The Department of Justice has found the Albuquerque Police Department has established a pattern and practice in the use of excessive and fatal force that violates the Constitutional rights of those shot or harmed by police officers, reports the Albuquerque Journal.

In a 46-page letter of findings to Mayor Richard Berry, the DOJ reported, “We have determined that structural and systemic deficiencies — including insufficient oversight, inadequate training and ineffective policies — contributed to the use of unreasonable force.”

The Department of Justice reviewed 20 fatal shootings by Albuquerque Police between 2009 and 2013 and found that in the majority of cases the level of force used was not justified because the person killed by police did not present a threat to police officers or the public. The DOJ also reviewed the use of nonlethal force involving significant harm or injury to people by APD officers and found a similar pattern of excessive force by officers against people who posed no threat and was not justified by the circumstances. Acting Assistant Attorney General Jocelyn Samuels said in an interview the findings were “pretty disturbing” and that public trust of the department has been eroded.

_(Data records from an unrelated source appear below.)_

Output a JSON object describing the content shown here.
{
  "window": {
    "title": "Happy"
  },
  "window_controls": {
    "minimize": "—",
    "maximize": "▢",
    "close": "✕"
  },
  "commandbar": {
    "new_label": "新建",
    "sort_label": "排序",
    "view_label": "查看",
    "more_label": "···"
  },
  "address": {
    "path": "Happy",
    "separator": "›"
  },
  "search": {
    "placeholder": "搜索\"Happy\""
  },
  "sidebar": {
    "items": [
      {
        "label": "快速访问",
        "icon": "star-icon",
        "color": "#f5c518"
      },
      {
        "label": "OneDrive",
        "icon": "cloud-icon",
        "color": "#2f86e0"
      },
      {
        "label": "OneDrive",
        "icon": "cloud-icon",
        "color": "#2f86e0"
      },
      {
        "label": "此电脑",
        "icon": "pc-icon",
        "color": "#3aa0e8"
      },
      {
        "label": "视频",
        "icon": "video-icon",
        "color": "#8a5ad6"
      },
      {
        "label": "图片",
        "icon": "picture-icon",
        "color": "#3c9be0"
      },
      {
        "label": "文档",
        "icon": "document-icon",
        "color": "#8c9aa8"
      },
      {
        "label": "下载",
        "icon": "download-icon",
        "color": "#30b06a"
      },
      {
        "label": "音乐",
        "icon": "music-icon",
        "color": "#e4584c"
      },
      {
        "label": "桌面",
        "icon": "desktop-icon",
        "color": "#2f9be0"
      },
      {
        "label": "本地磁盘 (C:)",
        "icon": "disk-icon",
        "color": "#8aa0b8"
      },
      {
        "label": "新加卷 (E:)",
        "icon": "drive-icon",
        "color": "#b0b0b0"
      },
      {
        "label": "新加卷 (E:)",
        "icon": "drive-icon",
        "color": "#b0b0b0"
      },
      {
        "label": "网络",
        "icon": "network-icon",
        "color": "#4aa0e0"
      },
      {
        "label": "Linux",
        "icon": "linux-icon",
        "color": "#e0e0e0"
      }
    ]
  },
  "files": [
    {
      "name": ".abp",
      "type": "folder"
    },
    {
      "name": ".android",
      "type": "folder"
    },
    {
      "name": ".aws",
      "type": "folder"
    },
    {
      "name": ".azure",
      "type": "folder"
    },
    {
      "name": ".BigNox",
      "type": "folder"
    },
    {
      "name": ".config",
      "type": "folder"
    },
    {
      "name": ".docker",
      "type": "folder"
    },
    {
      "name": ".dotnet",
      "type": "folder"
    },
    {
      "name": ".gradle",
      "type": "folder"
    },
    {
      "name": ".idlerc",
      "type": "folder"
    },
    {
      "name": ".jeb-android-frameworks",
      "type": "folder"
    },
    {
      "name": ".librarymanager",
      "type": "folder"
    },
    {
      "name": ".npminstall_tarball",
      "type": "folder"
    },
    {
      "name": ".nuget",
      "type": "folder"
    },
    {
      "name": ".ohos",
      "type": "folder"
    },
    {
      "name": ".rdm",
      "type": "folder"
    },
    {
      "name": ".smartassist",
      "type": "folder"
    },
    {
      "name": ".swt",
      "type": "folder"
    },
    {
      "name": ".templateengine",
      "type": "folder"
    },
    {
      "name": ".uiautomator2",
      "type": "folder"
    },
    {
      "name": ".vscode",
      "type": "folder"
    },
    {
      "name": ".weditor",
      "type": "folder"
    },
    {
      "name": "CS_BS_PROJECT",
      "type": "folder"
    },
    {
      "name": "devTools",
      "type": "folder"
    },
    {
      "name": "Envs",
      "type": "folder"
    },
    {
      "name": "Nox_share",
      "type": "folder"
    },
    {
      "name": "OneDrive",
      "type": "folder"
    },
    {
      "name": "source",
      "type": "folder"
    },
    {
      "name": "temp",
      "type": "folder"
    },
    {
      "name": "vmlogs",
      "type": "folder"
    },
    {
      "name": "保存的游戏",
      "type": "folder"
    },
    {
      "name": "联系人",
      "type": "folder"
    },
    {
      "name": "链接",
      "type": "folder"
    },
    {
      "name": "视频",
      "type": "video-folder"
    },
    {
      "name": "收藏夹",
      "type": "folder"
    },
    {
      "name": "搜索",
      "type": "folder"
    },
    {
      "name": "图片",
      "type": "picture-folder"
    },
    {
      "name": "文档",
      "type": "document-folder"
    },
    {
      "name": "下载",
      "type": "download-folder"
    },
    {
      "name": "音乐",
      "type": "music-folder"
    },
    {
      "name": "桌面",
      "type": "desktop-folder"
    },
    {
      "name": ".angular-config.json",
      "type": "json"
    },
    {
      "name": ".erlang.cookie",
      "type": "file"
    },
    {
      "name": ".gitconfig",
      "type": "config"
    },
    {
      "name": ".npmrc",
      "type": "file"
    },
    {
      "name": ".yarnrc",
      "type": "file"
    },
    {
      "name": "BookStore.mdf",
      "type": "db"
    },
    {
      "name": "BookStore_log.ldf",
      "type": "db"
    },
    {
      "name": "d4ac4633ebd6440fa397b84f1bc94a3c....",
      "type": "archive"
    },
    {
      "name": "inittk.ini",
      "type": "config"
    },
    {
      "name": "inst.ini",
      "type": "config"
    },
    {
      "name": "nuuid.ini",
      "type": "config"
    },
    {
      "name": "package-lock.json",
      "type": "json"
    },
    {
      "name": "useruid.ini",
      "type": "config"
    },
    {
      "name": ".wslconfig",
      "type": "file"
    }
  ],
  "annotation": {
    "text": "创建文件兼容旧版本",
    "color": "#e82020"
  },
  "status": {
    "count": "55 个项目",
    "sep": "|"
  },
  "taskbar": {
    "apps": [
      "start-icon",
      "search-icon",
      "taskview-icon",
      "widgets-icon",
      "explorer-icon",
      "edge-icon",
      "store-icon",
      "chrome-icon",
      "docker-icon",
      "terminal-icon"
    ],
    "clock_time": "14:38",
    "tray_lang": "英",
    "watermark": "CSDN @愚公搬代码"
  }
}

But the Justice Department said that whether it decides to seek a monitor to oversee changes in the department would depend in part on how willing APD was to make changes. Berry recently called on DOJ to begin negotiations for monitoring of the police department.